WORK ORDER. When a line of the entries contains the word "ЕГАИС", report that line.

DATASET EXTRACT.
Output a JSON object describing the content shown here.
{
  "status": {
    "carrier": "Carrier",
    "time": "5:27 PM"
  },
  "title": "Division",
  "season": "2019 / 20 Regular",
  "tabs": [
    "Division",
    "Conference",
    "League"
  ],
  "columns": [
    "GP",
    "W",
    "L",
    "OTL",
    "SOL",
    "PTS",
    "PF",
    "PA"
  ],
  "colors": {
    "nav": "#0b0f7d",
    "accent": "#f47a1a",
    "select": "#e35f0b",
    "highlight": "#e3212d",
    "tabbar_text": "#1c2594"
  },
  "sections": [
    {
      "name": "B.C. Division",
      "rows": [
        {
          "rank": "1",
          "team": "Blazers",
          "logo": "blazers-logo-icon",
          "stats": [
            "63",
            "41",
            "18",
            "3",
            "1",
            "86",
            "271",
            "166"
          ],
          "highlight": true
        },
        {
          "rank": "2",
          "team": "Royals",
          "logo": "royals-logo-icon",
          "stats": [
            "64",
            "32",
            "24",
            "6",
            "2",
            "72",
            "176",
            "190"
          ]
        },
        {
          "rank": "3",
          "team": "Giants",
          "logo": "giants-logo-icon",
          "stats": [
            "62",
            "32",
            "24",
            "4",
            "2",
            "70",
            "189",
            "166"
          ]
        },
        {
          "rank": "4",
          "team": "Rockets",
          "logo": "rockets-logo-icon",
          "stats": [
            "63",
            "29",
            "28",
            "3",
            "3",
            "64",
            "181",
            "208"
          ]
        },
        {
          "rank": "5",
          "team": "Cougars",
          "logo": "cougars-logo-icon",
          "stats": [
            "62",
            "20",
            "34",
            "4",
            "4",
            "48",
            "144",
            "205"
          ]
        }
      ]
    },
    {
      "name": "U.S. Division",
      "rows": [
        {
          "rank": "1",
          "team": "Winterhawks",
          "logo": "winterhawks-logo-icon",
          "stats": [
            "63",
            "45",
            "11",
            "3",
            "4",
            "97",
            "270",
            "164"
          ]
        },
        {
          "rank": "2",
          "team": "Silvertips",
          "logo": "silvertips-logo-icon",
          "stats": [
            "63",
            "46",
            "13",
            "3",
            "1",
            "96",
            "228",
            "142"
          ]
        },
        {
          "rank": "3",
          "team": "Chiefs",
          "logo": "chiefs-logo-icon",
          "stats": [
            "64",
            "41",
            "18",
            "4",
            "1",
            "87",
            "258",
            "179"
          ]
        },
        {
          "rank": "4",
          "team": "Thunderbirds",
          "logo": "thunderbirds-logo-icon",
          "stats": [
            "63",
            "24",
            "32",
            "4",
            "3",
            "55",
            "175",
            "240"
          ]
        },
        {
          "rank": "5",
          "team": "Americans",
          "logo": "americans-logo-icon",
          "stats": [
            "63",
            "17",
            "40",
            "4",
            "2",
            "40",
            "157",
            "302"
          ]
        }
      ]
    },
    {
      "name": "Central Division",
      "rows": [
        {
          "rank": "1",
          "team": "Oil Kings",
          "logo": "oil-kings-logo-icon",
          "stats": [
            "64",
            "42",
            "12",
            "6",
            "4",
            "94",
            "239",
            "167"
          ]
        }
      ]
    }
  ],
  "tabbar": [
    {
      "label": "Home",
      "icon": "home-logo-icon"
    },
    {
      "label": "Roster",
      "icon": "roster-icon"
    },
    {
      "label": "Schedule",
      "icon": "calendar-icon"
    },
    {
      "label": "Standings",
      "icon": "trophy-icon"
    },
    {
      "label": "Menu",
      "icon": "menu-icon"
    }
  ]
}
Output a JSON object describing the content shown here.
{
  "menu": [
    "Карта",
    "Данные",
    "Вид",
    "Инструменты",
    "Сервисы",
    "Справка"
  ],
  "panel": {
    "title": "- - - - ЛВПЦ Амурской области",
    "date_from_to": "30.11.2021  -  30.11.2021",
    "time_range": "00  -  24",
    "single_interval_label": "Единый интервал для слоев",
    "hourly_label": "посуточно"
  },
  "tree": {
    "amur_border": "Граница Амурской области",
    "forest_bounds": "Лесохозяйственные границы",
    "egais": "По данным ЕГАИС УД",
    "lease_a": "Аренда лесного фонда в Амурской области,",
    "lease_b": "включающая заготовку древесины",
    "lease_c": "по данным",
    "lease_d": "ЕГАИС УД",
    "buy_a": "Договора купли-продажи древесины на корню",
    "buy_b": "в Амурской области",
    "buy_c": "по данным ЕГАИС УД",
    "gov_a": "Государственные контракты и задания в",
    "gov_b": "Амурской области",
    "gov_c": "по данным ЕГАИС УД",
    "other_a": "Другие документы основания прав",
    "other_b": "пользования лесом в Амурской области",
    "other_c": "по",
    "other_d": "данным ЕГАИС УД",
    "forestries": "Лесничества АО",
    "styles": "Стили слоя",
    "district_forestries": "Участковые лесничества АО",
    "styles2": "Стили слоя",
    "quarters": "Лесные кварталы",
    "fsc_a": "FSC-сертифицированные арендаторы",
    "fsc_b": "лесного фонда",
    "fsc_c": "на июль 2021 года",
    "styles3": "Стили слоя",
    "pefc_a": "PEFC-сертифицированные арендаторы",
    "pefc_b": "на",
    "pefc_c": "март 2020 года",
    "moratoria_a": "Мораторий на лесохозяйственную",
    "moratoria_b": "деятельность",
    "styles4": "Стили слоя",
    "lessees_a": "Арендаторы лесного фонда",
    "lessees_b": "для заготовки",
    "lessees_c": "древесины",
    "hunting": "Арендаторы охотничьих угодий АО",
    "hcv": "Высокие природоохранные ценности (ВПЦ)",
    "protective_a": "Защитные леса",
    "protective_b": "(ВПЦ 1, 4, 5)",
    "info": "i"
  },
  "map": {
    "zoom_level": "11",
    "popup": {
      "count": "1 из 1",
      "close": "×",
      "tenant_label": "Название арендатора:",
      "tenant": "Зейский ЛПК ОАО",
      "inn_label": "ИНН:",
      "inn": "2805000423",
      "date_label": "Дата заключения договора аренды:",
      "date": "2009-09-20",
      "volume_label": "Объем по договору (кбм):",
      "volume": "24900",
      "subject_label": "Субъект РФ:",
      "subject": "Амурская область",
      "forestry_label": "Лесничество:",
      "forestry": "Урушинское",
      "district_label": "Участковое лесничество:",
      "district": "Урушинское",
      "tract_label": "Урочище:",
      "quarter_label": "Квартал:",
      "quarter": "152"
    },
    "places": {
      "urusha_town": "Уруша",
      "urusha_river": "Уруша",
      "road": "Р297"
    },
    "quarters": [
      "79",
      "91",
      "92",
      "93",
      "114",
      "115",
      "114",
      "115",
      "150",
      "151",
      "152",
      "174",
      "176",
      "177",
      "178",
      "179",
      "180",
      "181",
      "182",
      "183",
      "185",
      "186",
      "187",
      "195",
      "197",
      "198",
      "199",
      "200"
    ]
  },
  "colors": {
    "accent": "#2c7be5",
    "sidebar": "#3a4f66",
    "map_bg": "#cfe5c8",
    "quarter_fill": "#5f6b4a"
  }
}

SOLUTION.
    "egais": "По данным ЕГАИС УД",
    "lease_d": "ЕГАИС УД",
    "buy_c": "по данным ЕГАИС УД",
    "gov_c": "по данным ЕГАИС УД",
    "other_d": "данным ЕГАИС УД",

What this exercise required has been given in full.